──────── Material for this task
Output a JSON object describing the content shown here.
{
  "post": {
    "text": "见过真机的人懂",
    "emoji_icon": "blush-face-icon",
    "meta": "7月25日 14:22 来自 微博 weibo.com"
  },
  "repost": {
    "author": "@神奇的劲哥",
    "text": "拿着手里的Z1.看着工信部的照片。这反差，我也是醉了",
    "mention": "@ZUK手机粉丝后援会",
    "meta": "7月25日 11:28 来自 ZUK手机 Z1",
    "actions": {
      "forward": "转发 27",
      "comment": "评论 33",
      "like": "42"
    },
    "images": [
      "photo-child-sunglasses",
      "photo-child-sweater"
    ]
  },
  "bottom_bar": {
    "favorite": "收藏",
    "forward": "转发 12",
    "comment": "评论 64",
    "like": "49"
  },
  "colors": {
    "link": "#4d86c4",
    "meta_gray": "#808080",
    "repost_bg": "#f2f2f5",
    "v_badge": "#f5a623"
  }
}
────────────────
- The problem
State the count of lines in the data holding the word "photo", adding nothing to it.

- Written response
2